The couple had eight children over the next 17 years, three of whom died as infants. Of their sons, only two survived into adulthood: William Cobden Rhoades (1791–1878), who became a solicitor and served as Mayor of Chichester in 1831, and James Peter Rhoades (1802–1852), who was ordained as a priest in 1825, becoming rector of Clonmel in Ireland.

Thomas Rhoades was a solicitor by profession: in the 1791 Universal British Directory, he was one of six attorneys listed in Chichester. He served as mayor of Chichester twice: in 1806/07 and again in 1817/18. At the time of the 1841 census, he was living in South Street, Chichester with two of his (unmarried) daughters and three servants.

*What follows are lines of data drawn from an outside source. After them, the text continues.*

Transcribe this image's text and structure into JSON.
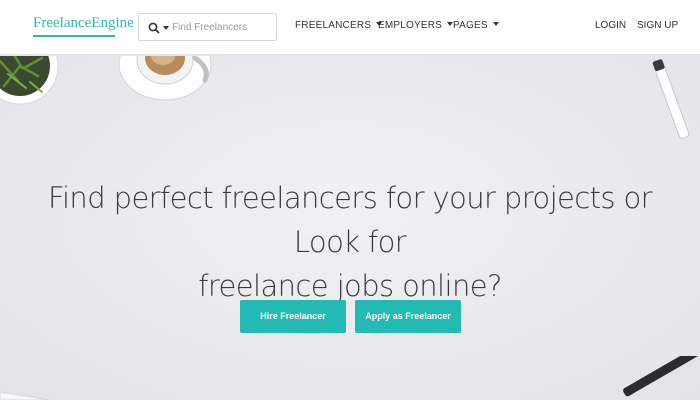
{
  "header": {
    "logo": "FreelanceEngine",
    "search": {
      "placeholder": "Find Freelancers"
    },
    "nav": [
      {
        "label": "FREELANCERS"
      },
      {
        "label": "EMPLOYERS"
      },
      {
        "label": "PAGES"
      }
    ],
    "login": "LOGIN",
    "signup": "SIGN UP"
  },
  "hero": {
    "line1": "Find perfect freelancers for your projects or Look for",
    "line2": "freelance jobs online?",
    "hire_label": "Hire Freelancer",
    "apply_label": "Apply as Freelancer"
  },
  "colors": {
    "accent": "#2ab8b0",
    "button": "#23bab3",
    "background": "#e9e9ed"
  }
}
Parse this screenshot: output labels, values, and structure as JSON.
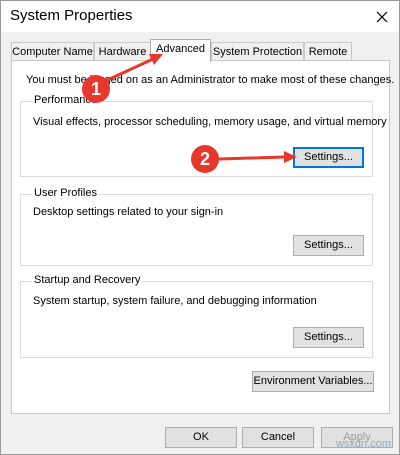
{
  "window": {
    "title": "System Properties"
  },
  "tabs": [
    "Computer Name",
    "Hardware",
    "Advanced",
    "System Protection",
    "Remote"
  ],
  "intro_text": "You must be logged on as an Administrator to make most of these changes.",
  "performance": {
    "title": "Performance",
    "description": "Visual effects, processor scheduling, memory usage, and virtual memory",
    "button": "Settings..."
  },
  "user_profiles": {
    "title": "User Profiles",
    "description": "Desktop settings related to your sign-in",
    "button": "Settings..."
  },
  "startup_recovery": {
    "title": "Startup and Recovery",
    "description": "System startup, system failure, and debugging information",
    "button": "Settings..."
  },
  "env_button": "Environment Variables...",
  "footer": {
    "ok": "OK",
    "cancel": "Cancel",
    "apply": "Apply"
  },
  "annotations": {
    "marker1": "1",
    "marker2": "2",
    "color": "#e8372d"
  },
  "watermark": "wsxdn.com"
}
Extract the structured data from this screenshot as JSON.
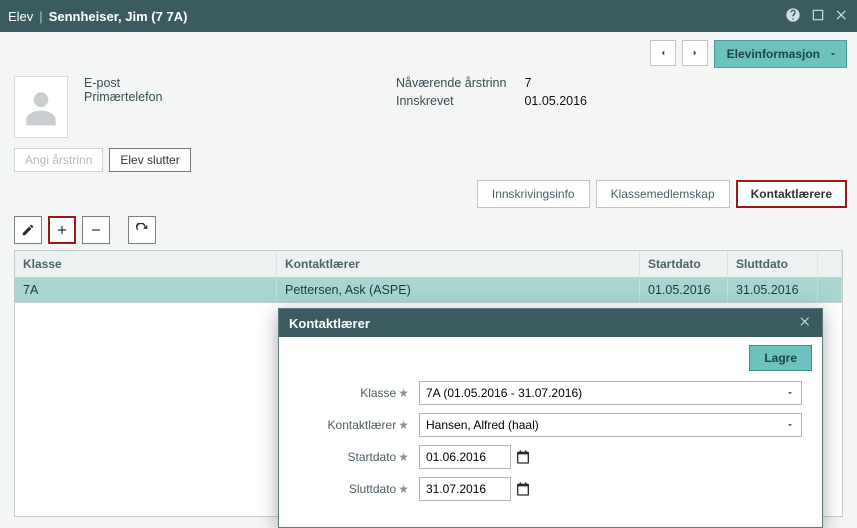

He died on 14 June 1844, aged 81, and was buried at St. Peter the Great Church, opposite the cathedral, on 20 June. The brief obituary in the Sussex Advertiser said that he served for many years as the Treasurer of the Western Division of Sussex. He was “much respected by his relatives and many friends”.



1841 England Census

England, Select Births and Christenings, 1538-1975

England & Wales, Prerogative Court of Canterbury Wills, 1384-1858

UK, City and County Directories, 1766 – 1946

UK, Poll Books and Electoral Registers, 1538-1893

UK, Register of Duties Paid for Apprentices’ Indentures, 1710-1811

West Sussex, England, Church of England Baptisms, Marriages and Burials, 1538-1812

West Sussex, England, Church of England Deaths and Burials, 1813-1995

West Sussex, England, Church of England Marriages and Banns, 1754-1936

Chichester City Council: Mayors of Chichester – historical list

Marriage register: Midhurst. Rhoades – Cobden 1785

Burial register: Chichester. Rhoades 1844

Hampshire Chronicle:

29 September 1806. Chichester

29 September 1817. Chichester

Sussex Advertiser: 18 June 1844. Deaths

Sussex Online Parish Clerks: 1791 Universal British Directory: Chichester

Sussex Records Society: Marriage Licences Chichester 1775-1800 p.360